I’ve shared this method many times on this blog, so you should be knowledgeable of it by now. From Adobe Bridge, I’ll select the images I’d like to open into Camera Raw and I’ll click on the Open in Camera Raw button that’s located in the top toolbar.
In this case, I’ll be using example photos I took just last night for my other blog – a cooking website.
Once the photos open up inside of Camera Raw, they look like this:
Notice the Filmstrip column of thumbnails in the left column. That’s where much of my focus will be today.
Editing One Photo
Here’s the thing – when there are many photos opened up and selected in Camera Raw, as they are edited, there’s a lag after each change you make. So if you’ve got 50 images opened up and need to make 50 small edits, each and every change will have to run the gamut through all the photos. Take it from me – after watching this type of thing for a while, it becomes tiresome. It would be great if each change didn’t have to get applied to each photo every single time. Say, perhaps, we could edit one photo in its entirety and then apply all the edits across the rest of the photos at once. Something like, umm, I don’t know – synchronizing them. I think you know where I’m going with this. Please allow me to explain.
I’m going to choose my favorite photo and edit it inside of Camera Raw. I’ll crop it so it’s square and then push some sliders around in the Basic panel. Let’s take a look.
First, notice how I’ve only got the top thumbnail selected at this point. I don’t want all of the thumbnails selected, only one.
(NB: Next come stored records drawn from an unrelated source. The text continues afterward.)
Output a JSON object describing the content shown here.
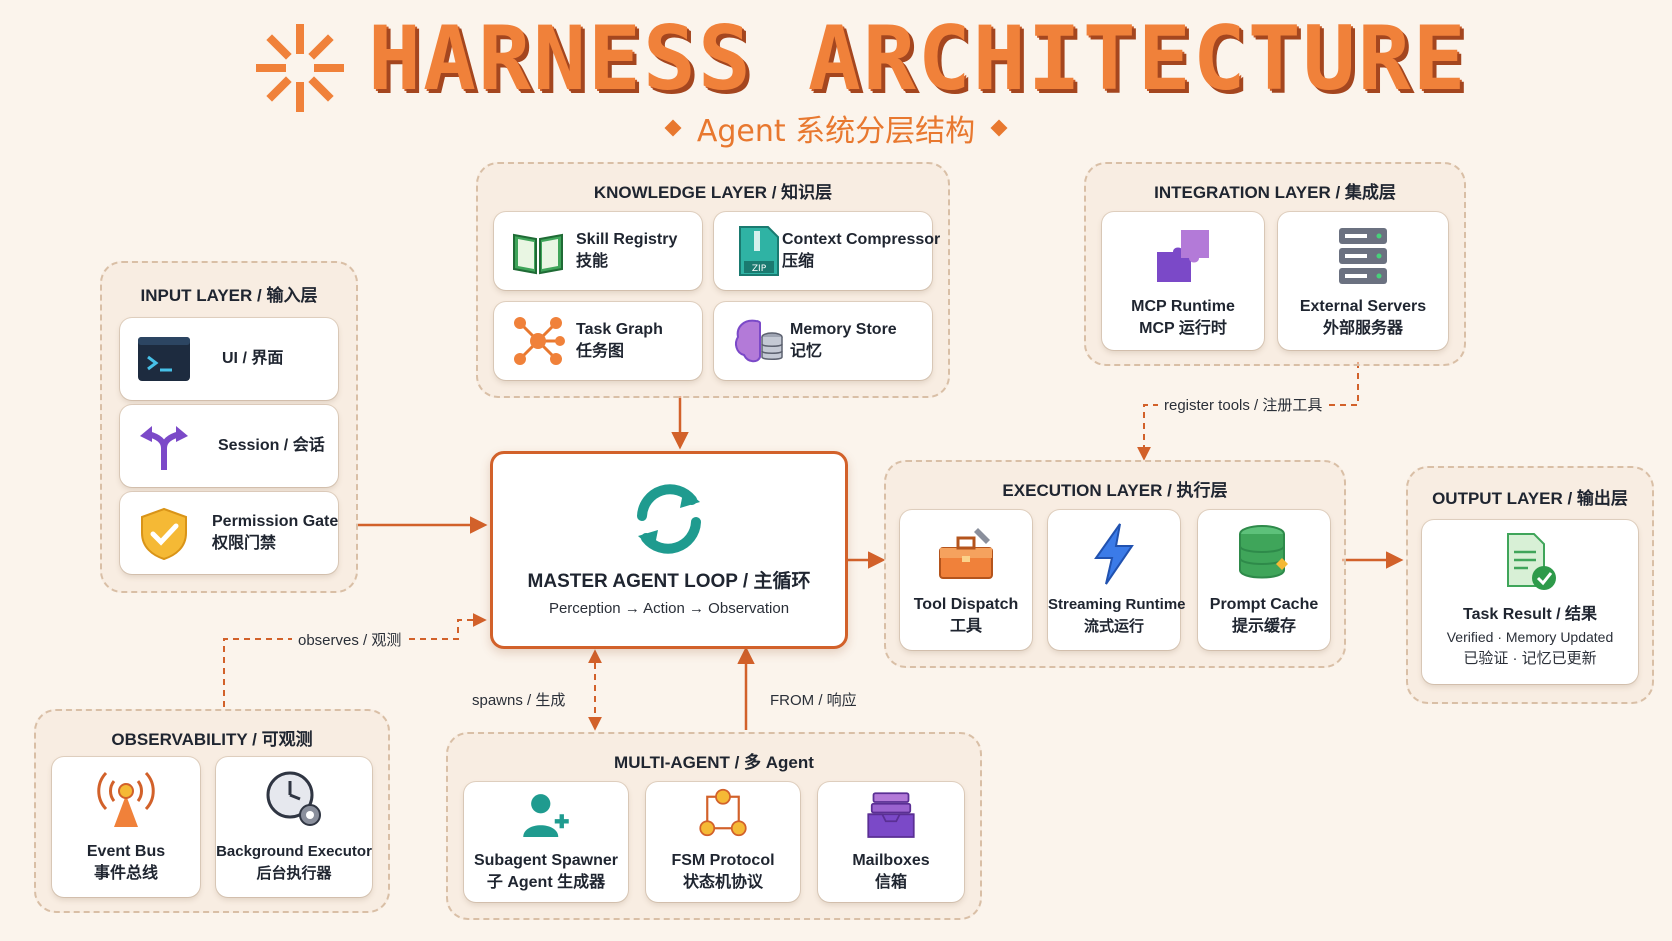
{
  "title": "HARNESS ARCHITECTURE",
  "subtitle": "Agent 系统分层结构",
  "colors": {
    "accent": "#e8782f",
    "accent_dark": "#d2612a",
    "background": "#fbf4ec",
    "teal": "#1f9b8f"
  },
  "layers": {
    "input": {
      "title": "INPUT LAYER / 输入层",
      "items": [
        {
          "line1": "UI / 界面",
          "line2": "",
          "icon": "terminal-icon"
        },
        {
          "line1": "Session / 会话",
          "line2": "",
          "icon": "fork-arrows-icon"
        },
        {
          "line1": "Permission Gate",
          "line2": "权限门禁",
          "icon": "shield-check-icon"
        }
      ]
    },
    "knowledge": {
      "title": "KNOWLEDGE LAYER / 知识层",
      "items": [
        {
          "line1": "Skill Registry",
          "line2": "技能",
          "icon": "book-icon"
        },
        {
          "line1": "Context Compressor",
          "line2": "压缩",
          "icon": "zip-file-icon"
        },
        {
          "line1": "Task Graph",
          "line2": "任务图",
          "icon": "graph-nodes-icon"
        },
        {
          "line1": "Memory Store",
          "line2": "记忆",
          "icon": "brain-database-icon"
        }
      ]
    },
    "integration": {
      "title": "INTEGRATION LAYER / 集成层",
      "items": [
        {
          "line1": "MCP Runtime",
          "line2": "MCP 运行时",
          "icon": "puzzle-icon"
        },
        {
          "line1": "External Servers",
          "line2": "外部服务器",
          "icon": "server-rack-icon"
        }
      ]
    },
    "execution": {
      "title": "EXECUTION LAYER / 执行层",
      "items": [
        {
          "line1": "Tool Dispatch",
          "line2": "工具",
          "icon": "toolbox-icon"
        },
        {
          "line1": "Streaming Runtime",
          "line2": "流式运行",
          "icon": "lightning-icon"
        },
        {
          "line1": "Prompt Cache",
          "line2": "提示缓存",
          "icon": "database-cache-icon"
        }
      ]
    },
    "output": {
      "title": "OUTPUT LAYER / 输出层",
      "item": {
        "line1": "Task Result / 结果",
        "line2": "Verified · Memory Updated",
        "line3": "已验证 · 记忆已更新",
        "icon": "verified-document-icon"
      }
    },
    "observability": {
      "title": "OBSERVABILITY / 可观测",
      "items": [
        {
          "line1": "Event Bus",
          "line2": "事件总线",
          "icon": "broadcast-icon"
        },
        {
          "line1": "Background Executor",
          "line2": "后台执行器",
          "icon": "clock-gear-icon"
        }
      ]
    },
    "multi_agent": {
      "title": "MULTI-AGENT / 多 Agent",
      "items": [
        {
          "line1": "Subagent Spawner",
          "line2": "子 Agent 生成器",
          "icon": "add-user-icon"
        },
        {
          "line1": "FSM Protocol",
          "line2": "状态机协议",
          "icon": "state-machine-icon"
        },
        {
          "line1": "Mailboxes",
          "line2": "信箱",
          "icon": "inbox-tray-icon"
        }
      ]
    }
  },
  "master": {
    "title": "MASTER AGENT LOOP / 主循环",
    "subtitle": "Perception → Action → Observation",
    "icon": "refresh-cycle-icon"
  },
  "edges": {
    "register": "register tools / 注册工具",
    "observes": "observes / 观测",
    "spawns": "spawns / 生成",
    "from": "FROM / 响应"
  }
}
Now, check out the image itself. You can see that it’s been adjusted and cropped.
Finally, look at the Basic panel. You can tell that I moved some sliders.
Sync Settings Across Other Photos
Here comes the fun part. Let’s say that I’ve got a handful of photos in the group that I opened that I want to apply the same exact settings I just applied to the very first photo I edited to. Or, perhaps I’d like to apply these settings to every single photo that’s currently opened in Camera Raw. How can I do that?
Well, if you only want to apply the settings to a few other images, you can use the Ctrl key on your keyboard to selectively highlight the appropriate thumbnails. If you want to apply the settings to all of the images, you can do two things. Use your Shift key to select everything or simply click into the Filmstrip panel and use the Ctrl+A keyboard shortcut to take care of the selection. If you do this, all the thumbnails will become highlighted.
Now that I’ve got all the images selected, I can begin the process of syncing the settings among them. To do this, I’ll click on the menu that’s located at the top of the Filmstrip panel. Once open, I’ll click on the Sync Settings menu item.
Once I do that, the Synchronize dialog box will appear.
If you look inside this box, you’ll see all the options for the settings you can share with other images. Since I changed some slider positions in the Basic menu along with some cropping a bit, I’ll check off each of the boxes that aren’t currently checked off. When done, I’ll click the OK button and watch as the remaining photos are updated. Now, if you look at the thumbnails, you’ll see that they are brighter and have been cropped. And it only took a few seconds to complete. Much more efficient use of my time than having them update after each and every change I make.
How to Update Individual Photos After the Fact
You may be wondering how you can update individual photos after you applied these changes across the board. Perhaps all the images weren’t as similar as you though or perhaps some changes need to be decreased in intensity or increased in intensity. Whatever the case, all that needs to be done is to have the specific thumbnail for the image you’d like to change clicked on and then edit as you would on any other occasion. The point is, just because you made some mass edits doesn’t mean you can’t make additional edits later on. Remember, the changes you make in Camera Raw are non-destructive, so they can be added to or reversed at any time.
I know this was a simple post, but I think these were very valuable tips to share. If you have any questions or concerns, please leave them in the comment section below. Thanks for reading!